# Input:
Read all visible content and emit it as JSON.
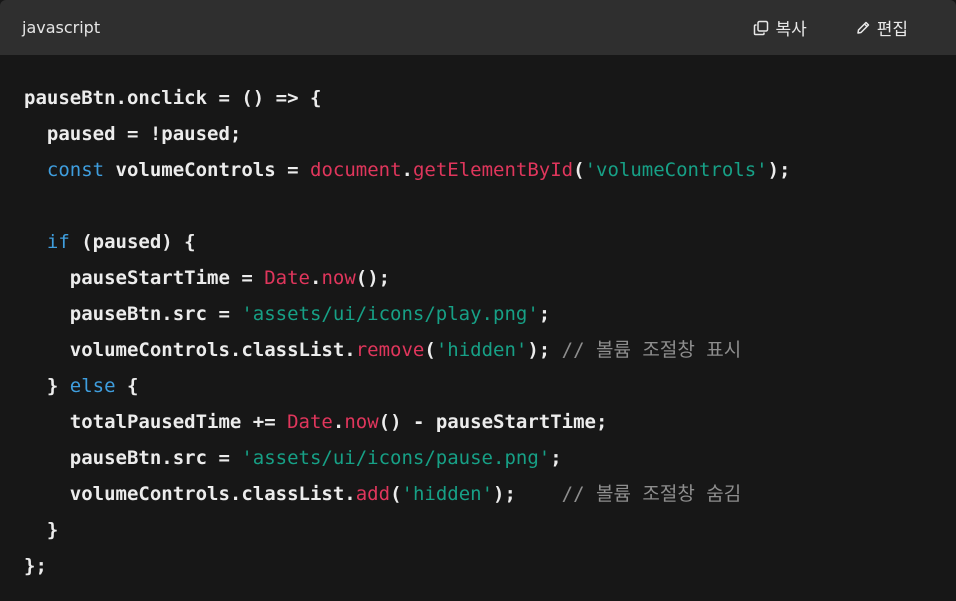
{
  "header": {
    "language": "javascript",
    "copy_label": "복사",
    "edit_label": "편집",
    "copy_icon": "copy-icon",
    "edit_icon": "pencil-icon"
  },
  "code_lines": [
    [
      {
        "t": "pl",
        "v": "pauseBtn.onclick = () => {"
      }
    ],
    [
      {
        "t": "pl",
        "v": "  paused = !paused;"
      }
    ],
    [
      {
        "t": "pl",
        "v": "  "
      },
      {
        "t": "kw",
        "v": "const"
      },
      {
        "t": "pl",
        "v": " volumeControls = "
      },
      {
        "t": "obj",
        "v": "document"
      },
      {
        "t": "pl",
        "v": "."
      },
      {
        "t": "obj",
        "v": "getElementById"
      },
      {
        "t": "pl",
        "v": "("
      },
      {
        "t": "str",
        "v": "'volumeControls'"
      },
      {
        "t": "pl",
        "v": ");"
      }
    ],
    [
      {
        "t": "pl",
        "v": ""
      }
    ],
    [
      {
        "t": "pl",
        "v": "  "
      },
      {
        "t": "kw",
        "v": "if"
      },
      {
        "t": "pl",
        "v": " (paused) {"
      }
    ],
    [
      {
        "t": "pl",
        "v": "    pauseStartTime = "
      },
      {
        "t": "obj",
        "v": "Date"
      },
      {
        "t": "pl",
        "v": "."
      },
      {
        "t": "obj",
        "v": "now"
      },
      {
        "t": "pl",
        "v": "();"
      }
    ],
    [
      {
        "t": "pl",
        "v": "    pauseBtn.src = "
      },
      {
        "t": "str",
        "v": "'assets/ui/icons/play.png'"
      },
      {
        "t": "pl",
        "v": ";"
      }
    ],
    [
      {
        "t": "pl",
        "v": "    volumeControls.classList."
      },
      {
        "t": "obj",
        "v": "remove"
      },
      {
        "t": "pl",
        "v": "("
      },
      {
        "t": "str",
        "v": "'hidden'"
      },
      {
        "t": "pl",
        "v": "); "
      },
      {
        "t": "cmt",
        "v": "// 볼륨 조절창 표시"
      }
    ],
    [
      {
        "t": "pl",
        "v": "  } "
      },
      {
        "t": "kw",
        "v": "else"
      },
      {
        "t": "pl",
        "v": " {"
      }
    ],
    [
      {
        "t": "pl",
        "v": "    totalPausedTime += "
      },
      {
        "t": "obj",
        "v": "Date"
      },
      {
        "t": "pl",
        "v": "."
      },
      {
        "t": "obj",
        "v": "now"
      },
      {
        "t": "pl",
        "v": "() - pauseStartTime;"
      }
    ],
    [
      {
        "t": "pl",
        "v": "    pauseBtn.src = "
      },
      {
        "t": "str",
        "v": "'assets/ui/icons/pause.png'"
      },
      {
        "t": "pl",
        "v": ";"
      }
    ],
    [
      {
        "t": "pl",
        "v": "    volumeControls.classList."
      },
      {
        "t": "obj",
        "v": "add"
      },
      {
        "t": "pl",
        "v": "("
      },
      {
        "t": "str",
        "v": "'hidden'"
      },
      {
        "t": "pl",
        "v": ");    "
      },
      {
        "t": "cmt",
        "v": "// 볼륨 조절창 숨김"
      }
    ],
    [
      {
        "t": "pl",
        "v": "  }"
      }
    ],
    [
      {
        "t": "pl",
        "v": "};"
      }
    ]
  ],
  "colors": {
    "background": "#171717",
    "header_background": "#2f2f2f",
    "keyword": "#3f9ede",
    "object": "#e0365c",
    "string": "#17a086",
    "comment": "#8e8e8e",
    "plain": "#ececec"
  }
}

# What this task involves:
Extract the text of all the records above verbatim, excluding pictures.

# Solution for this task:
Read all visible content and emit it as JSON.
{
  "header": {
    "language": "javascript",
    "copy_label": "복사",
    "edit_label": "편집",
    "copy_icon": "copy-icon",
    "edit_icon": "pencil-icon"
  },
  "code_lines": [
    [
      {
        "t": "pl",
        "v": "pauseBtn.onclick = () => {"
      }
    ],
    [
      {
        "t": "pl",
        "v": "  paused = !paused;"
      }
    ],
    [
      {
        "t": "pl",
        "v": "  "
      },
      {
        "t": "kw",
        "v": "const"
      },
      {
        "t": "pl",
        "v": " volumeControls = "
      },
      {
        "t": "obj",
        "v": "document"
      },
      {
        "t": "pl",
        "v": "."
      },
      {
        "t": "obj",
        "v": "getElementById"
      },
      {
        "t": "pl",
        "v": "("
      },
      {
        "t": "str",
        "v": "'volumeControls'"
      },
      {
        "t": "pl",
        "v": ");"
      }
    ],
    [
      {
        "t": "pl",
        "v": ""
      }
    ],
    [
      {
        "t": "pl",
        "v": "  "
      },
      {
        "t": "kw",
        "v": "if"
      },
      {
        "t": "pl",
        "v": " (paused) {"
      }
    ],
    [
      {
        "t": "pl",
        "v": "    pauseStartTime = "
      },
      {
        "t": "obj",
        "v": "Date"
      },
      {
        "t": "pl",
        "v": "."
      },
      {
        "t": "obj",
        "v": "now"
      },
      {
        "t": "pl",
        "v": "();"
      }
    ],
    [
      {
        "t": "pl",
        "v": "    pauseBtn.src = "
      },
      {
        "t": "str",
        "v": "'assets/ui/icons/play.png'"
      },
      {
        "t": "pl",
        "v": ";"
      }
    ],
    [
      {
        "t": "pl",
        "v": "    volumeControls.classList."
      },
      {
        "t": "obj",
        "v": "remove"
      },
      {
        "t": "pl",
        "v": "("
      },
      {
        "t": "str",
        "v": "'hidden'"
      },
      {
        "t": "pl",
        "v": "); "
      },
      {
        "t": "cmt",
        "v": "// 볼륨 조절창 표시"
      }
    ],
    [
      {
        "t": "pl",
        "v": "  } "
      },
      {
        "t": "kw",
        "v": "else"
      },
      {
        "t": "pl",
        "v": " {"
      }
    ],
    [
      {
        "t": "pl",
        "v": "    totalPausedTime += "
      },
      {
        "t": "obj",
        "v": "Date"
      },
      {
        "t": "pl",
        "v": "."
      },
      {
        "t": "obj",
        "v": "now"
      },
      {
        "t": "pl",
        "v": "() - pauseStartTime;"
      }
    ],
    [
      {
        "t": "pl",
        "v": "    pauseBtn.src = "
      },
      {
        "t": "str",
        "v": "'assets/ui/icons/pause.png'"
      },
      {
        "t": "pl",
        "v": ";"
      }
    ],
    [
      {
        "t": "pl",
        "v": "    volumeControls.classList."
      },
      {
        "t": "obj",
        "v": "add"
      },
      {
        "t": "pl",
        "v": "("
      },
      {
        "t": "str",
        "v": "'hidden'"
      },
      {
        "t": "pl",
        "v": ");    "
      },
      {
        "t": "cmt",
        "v": "// 볼륨 조절창 숨김"
      }
    ],
    [
      {
        "t": "pl",
        "v": "  }"
      }
    ],
    [
      {
        "t": "pl",
        "v": "};"
      }
    ]
  ],
  "colors": {
    "background": "#171717",
    "header_background": "#2f2f2f",
    "keyword": "#3f9ede",
    "object": "#e0365c",
    "string": "#17a086",
    "comment": "#8e8e8e",
    "plain": "#ececec"
  }
}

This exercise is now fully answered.